What needs to be done: What you print should match the entries exactly, only without the pictures.

Data records:
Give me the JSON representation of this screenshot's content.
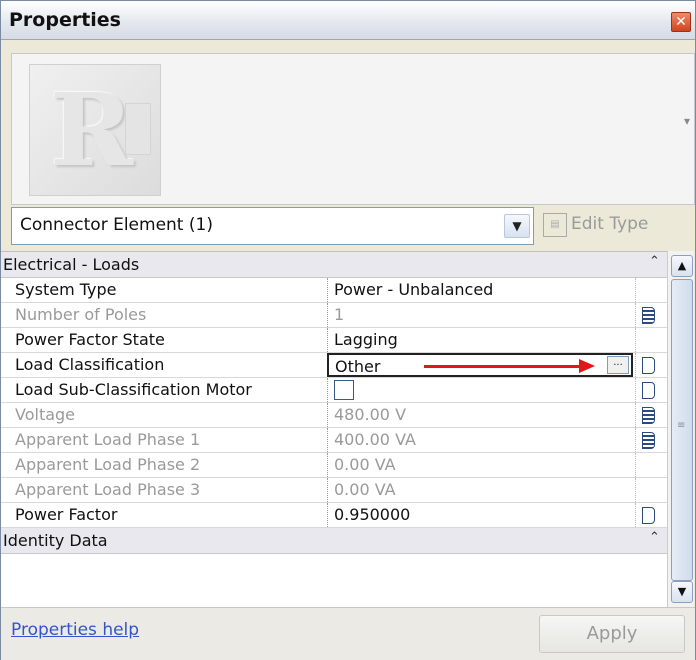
{
  "panel": {
    "title": "Properties",
    "close_glyph": "✕"
  },
  "preview": {
    "logo_glyph": "R"
  },
  "type_selector": {
    "value": "Connector Element (1)",
    "edit_type_label": "Edit Type"
  },
  "categories": [
    {
      "label": "Electrical - Loads"
    },
    {
      "label": "Identity Data"
    }
  ],
  "rows": [
    {
      "name": "System Type",
      "value": "Power - Unbalanced"
    },
    {
      "name": "Number of Poles",
      "value": "1"
    },
    {
      "name": "Power Factor State",
      "value": "Lagging"
    },
    {
      "name": "Load Classification",
      "value": "Other",
      "browse": "..."
    },
    {
      "name": "Load Sub-Classification Motor",
      "value": ""
    },
    {
      "name": "Voltage",
      "value": "480.00 V"
    },
    {
      "name": "Apparent Load Phase 1",
      "value": "400.00 VA"
    },
    {
      "name": "Apparent Load Phase 2",
      "value": "0.00 VA"
    },
    {
      "name": "Apparent Load Phase 3",
      "value": "0.00 VA"
    },
    {
      "name": "Power Factor",
      "value": "0.950000"
    }
  ],
  "footer": {
    "help_link": "Properties help",
    "apply_label": "Apply"
  },
  "colors": {
    "annotation_arrow": "#e01818",
    "link": "#3355cc"
  }
}
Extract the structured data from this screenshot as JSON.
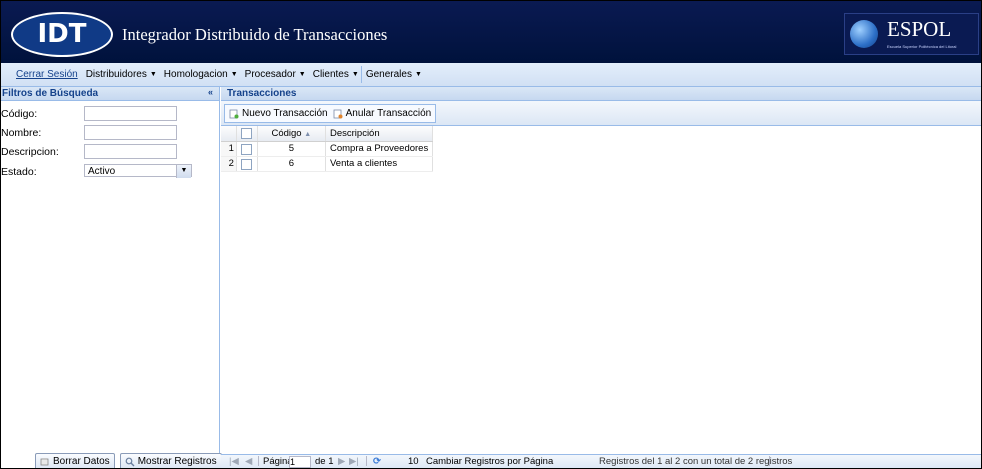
{
  "header": {
    "logo_text": "IDT",
    "title": "Integrador Distribuido de Transacciones",
    "partner_name": "ESPOL",
    "partner_subtitle": "Escuela Superior Politécnica del Litoral"
  },
  "menu": {
    "logout": "Cerrar Sesión",
    "items": [
      {
        "label": "Distribuidores"
      },
      {
        "label": "Homologacion"
      },
      {
        "label": "Procesador"
      },
      {
        "label": "Clientes"
      },
      {
        "label": "Generales"
      }
    ]
  },
  "filters": {
    "title": "Filtros de Búsqueda",
    "collapse_icon": "«",
    "fields": {
      "codigo": {
        "label": "Código:",
        "value": ""
      },
      "nombre": {
        "label": "Nombre:",
        "value": ""
      },
      "descripcion": {
        "label": "Descripcion:",
        "value": ""
      },
      "estado": {
        "label": "Estado:",
        "value": "Activo"
      }
    },
    "buttons": {
      "clear": "Borrar Datos",
      "show": "Mostrar Registros"
    }
  },
  "transactions": {
    "title": "Transacciones",
    "toolbar": {
      "new": "Nuevo Transacción",
      "cancel": "Anular Transacción"
    },
    "grid": {
      "columns": {
        "codigo": "Código",
        "descripcion": "Descripción"
      },
      "rows": [
        {
          "num": "1",
          "codigo": "5",
          "descripcion": "Compra a Proveedores"
        },
        {
          "num": "2",
          "codigo": "6",
          "descripcion": "Venta a clientes"
        }
      ]
    },
    "pager": {
      "page_label": "Página",
      "page_value": "1",
      "of_label": "de 1",
      "page_size": "10",
      "page_size_label": "Cambiar Registros por Página",
      "summary": "Registros del 1 al 2 con un total de 2 registros"
    }
  },
  "colors": {
    "header_bg": "#0a1a52",
    "panel_title": "#15428b",
    "panel_border": "#99bbe8"
  }
}
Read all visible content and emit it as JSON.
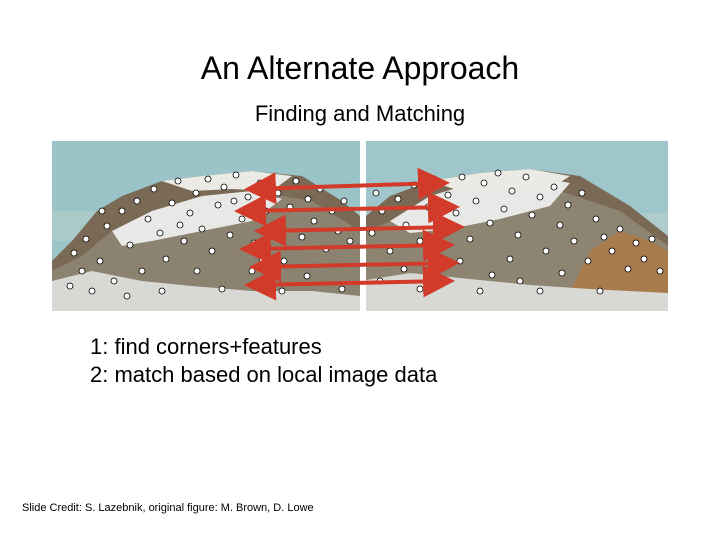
{
  "title": "An Alternate Approach",
  "subtitle": "Finding and Matching",
  "body": {
    "line1": "1: find corners+features",
    "line2": "2: match based on local image data"
  },
  "credit": "Slide Credit: S. Lazebnik, original figure: M. Brown, D. Lowe",
  "figure": {
    "description": "Two overlapping mountain photographs side by side, each covered with detected feature points (white dots with black outlines). Red double-headed arrows connect corresponding features between the left and right images.",
    "panel_count": 2,
    "arrow_count": 6
  }
}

Answer box:
Give me the JSON representation of this screenshot's content.
{
  "panel": {
    "title": "Properties",
    "close_glyph": "✕"
  },
  "preview": {
    "logo_glyph": "R"
  },
  "type_selector": {
    "value": "Connector Element (1)",
    "edit_type_label": "Edit Type"
  },
  "categories": [
    {
      "label": "Electrical - Loads"
    },
    {
      "label": "Identity Data"
    }
  ],
  "rows": [
    {
      "name": "System Type",
      "value": "Power - Unbalanced"
    },
    {
      "name": "Number of Poles",
      "value": "1"
    },
    {
      "name": "Power Factor State",
      "value": "Lagging"
    },
    {
      "name": "Load Classification",
      "value": "Other",
      "browse": "..."
    },
    {
      "name": "Load Sub-Classification Motor",
      "value": ""
    },
    {
      "name": "Voltage",
      "value": "480.00 V"
    },
    {
      "name": "Apparent Load Phase 1",
      "value": "400.00 VA"
    },
    {
      "name": "Apparent Load Phase 2",
      "value": "0.00 VA"
    },
    {
      "name": "Apparent Load Phase 3",
      "value": "0.00 VA"
    },
    {
      "name": "Power Factor",
      "value": "0.950000"
    }
  ],
  "footer": {
    "help_link": "Properties help",
    "apply_label": "Apply"
  },
  "colors": {
    "annotation_arrow": "#e01818",
    "link": "#3355cc"
  }
}
Extract the structured data from this screenshot as JSON.
{
  "header": {
    "logo_text": "IDT",
    "title": "Integrador Distribuido de Transacciones",
    "partner_name": "ESPOL",
    "partner_subtitle": "Escuela Superior Politécnica del Litoral"
  },
  "menu": {
    "logout": "Cerrar Sesión",
    "items": [
      {
        "label": "Distribuidores"
      },
      {
        "label": "Homologacion"
      },
      {
        "label": "Procesador"
      },
      {
        "label": "Clientes"
      },
      {
        "label": "Generales"
      }
    ]
  },
  "filters": {
    "title": "Filtros de Búsqueda",
    "collapse_icon": "«",
    "fields": {
      "codigo": {
        "label": "Código:",
        "value": ""
      },
      "nombre": {
        "label": "Nombre:",
        "value": ""
      },
      "descripcion": {
        "label": "Descripcion:",
        "value": ""
      },
      "estado": {
        "label": "Estado:",
        "value": "Activo"
      }
    },
    "buttons": {
      "clear": "Borrar Datos",
      "show": "Mostrar Registros"
    }
  },
  "transactions": {
    "title": "Transacciones",
    "toolbar": {
      "new": "Nuevo Transacción",
      "cancel": "Anular Transacción"
    },
    "grid": {
      "columns": {
        "codigo": "Código",
        "descripcion": "Descripción"
      },
      "rows": [
        {
          "num": "1",
          "codigo": "5",
          "descripcion": "Compra a Proveedores"
        },
        {
          "num": "2",
          "codigo": "6",
          "descripcion": "Venta a clientes"
        }
      ]
    },
    "pager": {
      "page_label": "Página",
      "page_value": "1",
      "of_label": "de 1",
      "page_size": "10",
      "page_size_label": "Cambiar Registros por Página",
      "summary": "Registros del 1 al 2 con un total de 2 registros"
    }
  },
  "colors": {
    "header_bg": "#0a1a52",
    "panel_title": "#15428b",
    "panel_border": "#99bbe8"
  }
}
Read all visible content and emit it as JSON.
{
  "title": "An Alternate Approach",
  "subtitle": "Finding and Matching",
  "body": {
    "line1": "1: find corners+features",
    "line2": "2: match based on local image data"
  },
  "credit": "Slide Credit: S. Lazebnik, original figure: M. Brown, D. Lowe",
  "figure": {
    "description": "Two overlapping mountain photographs side by side, each covered with detected feature points (white dots with black outlines). Red double-headed arrows connect corresponding features between the left and right images.",
    "panel_count": 2,
    "arrow_count": 6
  }
}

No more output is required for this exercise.